EXERCISE DATA section start
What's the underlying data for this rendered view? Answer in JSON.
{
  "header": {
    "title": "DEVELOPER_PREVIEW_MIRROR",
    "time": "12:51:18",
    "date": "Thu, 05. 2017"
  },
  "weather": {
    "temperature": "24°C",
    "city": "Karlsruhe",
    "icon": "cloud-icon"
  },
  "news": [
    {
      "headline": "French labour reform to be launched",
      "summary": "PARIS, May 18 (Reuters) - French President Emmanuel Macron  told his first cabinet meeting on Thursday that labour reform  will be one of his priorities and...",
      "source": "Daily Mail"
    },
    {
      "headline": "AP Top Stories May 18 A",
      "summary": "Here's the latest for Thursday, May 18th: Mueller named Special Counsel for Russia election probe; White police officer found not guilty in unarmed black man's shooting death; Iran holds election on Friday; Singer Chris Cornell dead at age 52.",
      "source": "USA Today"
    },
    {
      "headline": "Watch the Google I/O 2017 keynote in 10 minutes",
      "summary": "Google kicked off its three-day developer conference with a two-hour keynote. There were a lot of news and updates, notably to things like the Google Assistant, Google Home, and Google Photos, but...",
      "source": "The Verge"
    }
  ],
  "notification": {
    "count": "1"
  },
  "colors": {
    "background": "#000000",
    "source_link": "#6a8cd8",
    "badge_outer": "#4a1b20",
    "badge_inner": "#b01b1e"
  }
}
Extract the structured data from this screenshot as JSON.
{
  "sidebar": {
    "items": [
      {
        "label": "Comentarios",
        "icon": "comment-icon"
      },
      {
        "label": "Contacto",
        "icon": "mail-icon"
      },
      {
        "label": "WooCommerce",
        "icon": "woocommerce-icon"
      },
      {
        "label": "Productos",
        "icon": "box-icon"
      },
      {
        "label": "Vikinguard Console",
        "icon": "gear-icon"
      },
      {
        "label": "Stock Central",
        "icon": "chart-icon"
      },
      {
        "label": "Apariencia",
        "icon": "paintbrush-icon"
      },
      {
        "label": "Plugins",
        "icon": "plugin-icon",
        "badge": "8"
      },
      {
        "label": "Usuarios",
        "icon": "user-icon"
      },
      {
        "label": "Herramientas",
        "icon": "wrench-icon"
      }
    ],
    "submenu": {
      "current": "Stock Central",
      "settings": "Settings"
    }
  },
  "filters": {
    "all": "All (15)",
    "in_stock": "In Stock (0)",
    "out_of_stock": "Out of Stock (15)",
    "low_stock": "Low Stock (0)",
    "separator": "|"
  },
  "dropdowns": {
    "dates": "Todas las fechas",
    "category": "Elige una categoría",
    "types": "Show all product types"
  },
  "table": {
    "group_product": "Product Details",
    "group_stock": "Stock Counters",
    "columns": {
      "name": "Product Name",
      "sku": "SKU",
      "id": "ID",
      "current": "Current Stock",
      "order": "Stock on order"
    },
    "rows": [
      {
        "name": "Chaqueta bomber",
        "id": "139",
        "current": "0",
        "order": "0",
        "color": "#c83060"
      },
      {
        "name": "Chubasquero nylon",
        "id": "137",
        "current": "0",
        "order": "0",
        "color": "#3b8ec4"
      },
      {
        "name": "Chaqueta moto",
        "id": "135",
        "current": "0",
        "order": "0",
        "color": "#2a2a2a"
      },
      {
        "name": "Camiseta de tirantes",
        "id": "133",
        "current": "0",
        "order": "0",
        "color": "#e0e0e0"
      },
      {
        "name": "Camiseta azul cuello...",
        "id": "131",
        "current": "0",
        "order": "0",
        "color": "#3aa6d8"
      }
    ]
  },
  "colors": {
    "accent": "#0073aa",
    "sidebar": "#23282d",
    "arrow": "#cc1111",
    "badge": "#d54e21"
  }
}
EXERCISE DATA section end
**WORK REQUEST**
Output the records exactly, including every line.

**YOUR RESPONSE**
What's the underlying data for this rendered view? Answer in JSON.
{
  "header": {
    "title": "DEVELOPER_PREVIEW_MIRROR",
    "time": "12:51:18",
    "date": "Thu, 05. 2017"
  },
  "weather": {
    "temperature": "24°C",
    "city": "Karlsruhe",
    "icon": "cloud-icon"
  },
  "news": [
    {
      "headline": "French labour reform to be launched",
      "summary": "PARIS, May 18 (Reuters) - French President Emmanuel Macron  told his first cabinet meeting on Thursday that labour reform  will be one of his priorities and...",
      "source": "Daily Mail"
    },
    {
      "headline": "AP Top Stories May 18 A",
      "summary": "Here's the latest for Thursday, May 18th: Mueller named Special Counsel for Russia election probe; White police officer found not guilty in unarmed black man's shooting death; Iran holds election on Friday; Singer Chris Cornell dead at age 52.",
      "source": "USA Today"
    },
    {
      "headline": "Watch the Google I/O 2017 keynote in 10 minutes",
      "summary": "Google kicked off its three-day developer conference with a two-hour keynote. There were a lot of news and updates, notably to things like the Google Assistant, Google Home, and Google Photos, but...",
      "source": "The Verge"
    }
  ],
  "notification": {
    "count": "1"
  },
  "colors": {
    "background": "#000000",
    "source_link": "#6a8cd8",
    "badge_outer": "#4a1b20",
    "badge_inner": "#b01b1e"
  }
}
Extract the structured data from this screenshot as JSON.
{
  "sidebar": {
    "items": [
      {
        "label": "Comentarios",
        "icon": "comment-icon"
      },
      {
        "label": "Contacto",
        "icon": "mail-icon"
      },
      {
        "label": "WooCommerce",
        "icon": "woocommerce-icon"
      },
      {
        "label": "Productos",
        "icon": "box-icon"
      },
      {
        "label": "Vikinguard Console",
        "icon": "gear-icon"
      },
      {
        "label": "Stock Central",
        "icon": "chart-icon"
      },
      {
        "label": "Apariencia",
        "icon": "paintbrush-icon"
      },
      {
        "label": "Plugins",
        "icon": "plugin-icon",
        "badge": "8"
      },
      {
        "label": "Usuarios",
        "icon": "user-icon"
      },
      {
        "label": "Herramientas",
        "icon": "wrench-icon"
      }
    ],
    "submenu": {
      "current": "Stock Central",
      "settings": "Settings"
    }
  },
  "filters": {
    "all": "All (15)",
    "in_stock": "In Stock (0)",
    "out_of_stock": "Out of Stock (15)",
    "low_stock": "Low Stock (0)",
    "separator": "|"
  },
  "dropdowns": {
    "dates": "Todas las fechas",
    "category": "Elige una categoría",
    "types": "Show all product types"
  },
  "table": {
    "group_product": "Product Details",
    "group_stock": "Stock Counters",
    "columns": {
      "name": "Product Name",
      "sku": "SKU",
      "id": "ID",
      "current": "Current Stock",
      "order": "Stock on order"
    },
    "rows": [
      {
        "name": "Chaqueta bomber",
        "id": "139",
        "current": "0",
        "order": "0",
        "color": "#c83060"
      },
      {
        "name": "Chubasquero nylon",
        "id": "137",
        "current": "0",
        "order": "0",
        "color": "#3b8ec4"
      },
      {
        "name": "Chaqueta moto",
        "id": "135",
        "current": "0",
        "order": "0",
        "color": "#2a2a2a"
      },
      {
        "name": "Camiseta de tirantes",
        "id": "133",
        "current": "0",
        "order": "0",
        "color": "#e0e0e0"
      },
      {
        "name": "Camiseta azul cuello...",
        "id": "131",
        "current": "0",
        "order": "0",
        "color": "#3aa6d8"
      }
    ]
  },
  "colors": {
    "accent": "#0073aa",
    "sidebar": "#23282d",
    "arrow": "#cc1111",
    "badge": "#d54e21"
  }
}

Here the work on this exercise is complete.